[PROVIDED DATA]

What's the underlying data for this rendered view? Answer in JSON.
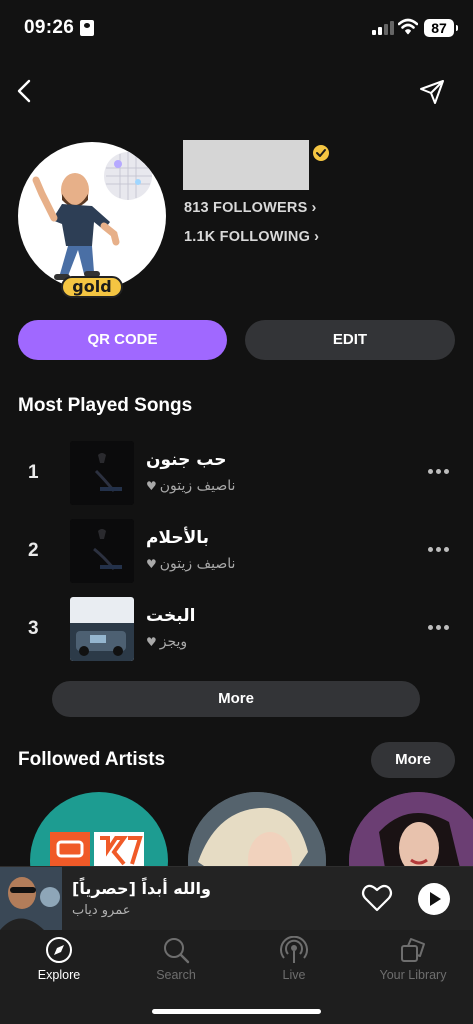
{
  "status_bar": {
    "time": "09:26",
    "battery": "87"
  },
  "profile": {
    "followers": "813 FOLLOWERS",
    "following": "1.1K FOLLOWING",
    "badge": "gold"
  },
  "actions": {
    "qr_code": "QR CODE",
    "edit": "EDIT"
  },
  "most_played": {
    "title": "Most Played Songs",
    "songs": [
      {
        "rank": "1",
        "title": "حب جنون",
        "artist": "ناصيف زيتون"
      },
      {
        "rank": "2",
        "title": "بالأحلام",
        "artist": "ناصيف زيتون"
      },
      {
        "rank": "3",
        "title": "البخت",
        "artist": "ويجز"
      }
    ],
    "more_label": "More"
  },
  "followed_artists": {
    "title": "Followed Artists",
    "more_label": "More"
  },
  "now_playing": {
    "title": "والله أبداً [حصرياً]",
    "artist": "عمرو دياب"
  },
  "tabs": [
    {
      "label": "Explore",
      "icon": "compass-icon",
      "active": true
    },
    {
      "label": "Search",
      "icon": "search-icon",
      "active": false
    },
    {
      "label": "Live",
      "icon": "broadcast-icon",
      "active": false
    },
    {
      "label": "Your Library",
      "icon": "library-icon",
      "active": false
    }
  ],
  "colors": {
    "accent": "#a068ff",
    "background": "#121212",
    "surface": "#333437",
    "gold": "#f4c542"
  }
}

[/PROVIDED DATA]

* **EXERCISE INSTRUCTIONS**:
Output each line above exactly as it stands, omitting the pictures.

* **REPLY**:
What's the underlying data for this rendered view? Answer in JSON.
{
  "status_bar": {
    "time": "09:26",
    "battery": "87"
  },
  "profile": {
    "followers": "813 FOLLOWERS",
    "following": "1.1K FOLLOWING",
    "badge": "gold"
  },
  "actions": {
    "qr_code": "QR CODE",
    "edit": "EDIT"
  },
  "most_played": {
    "title": "Most Played Songs",
    "songs": [
      {
        "rank": "1",
        "title": "حب جنون",
        "artist": "ناصيف زيتون"
      },
      {
        "rank": "2",
        "title": "بالأحلام",
        "artist": "ناصيف زيتون"
      },
      {
        "rank": "3",
        "title": "البخت",
        "artist": "ويجز"
      }
    ],
    "more_label": "More"
  },
  "followed_artists": {
    "title": "Followed Artists",
    "more_label": "More"
  },
  "now_playing": {
    "title": "والله أبداً [حصرياً]",
    "artist": "عمرو دياب"
  },
  "tabs": [
    {
      "label": "Explore",
      "icon": "compass-icon",
      "active": true
    },
    {
      "label": "Search",
      "icon": "search-icon",
      "active": false
    },
    {
      "label": "Live",
      "icon": "broadcast-icon",
      "active": false
    },
    {
      "label": "Your Library",
      "icon": "library-icon",
      "active": false
    }
  ],
  "colors": {
    "accent": "#a068ff",
    "background": "#121212",
    "surface": "#333437",
    "gold": "#f4c542"
  }
}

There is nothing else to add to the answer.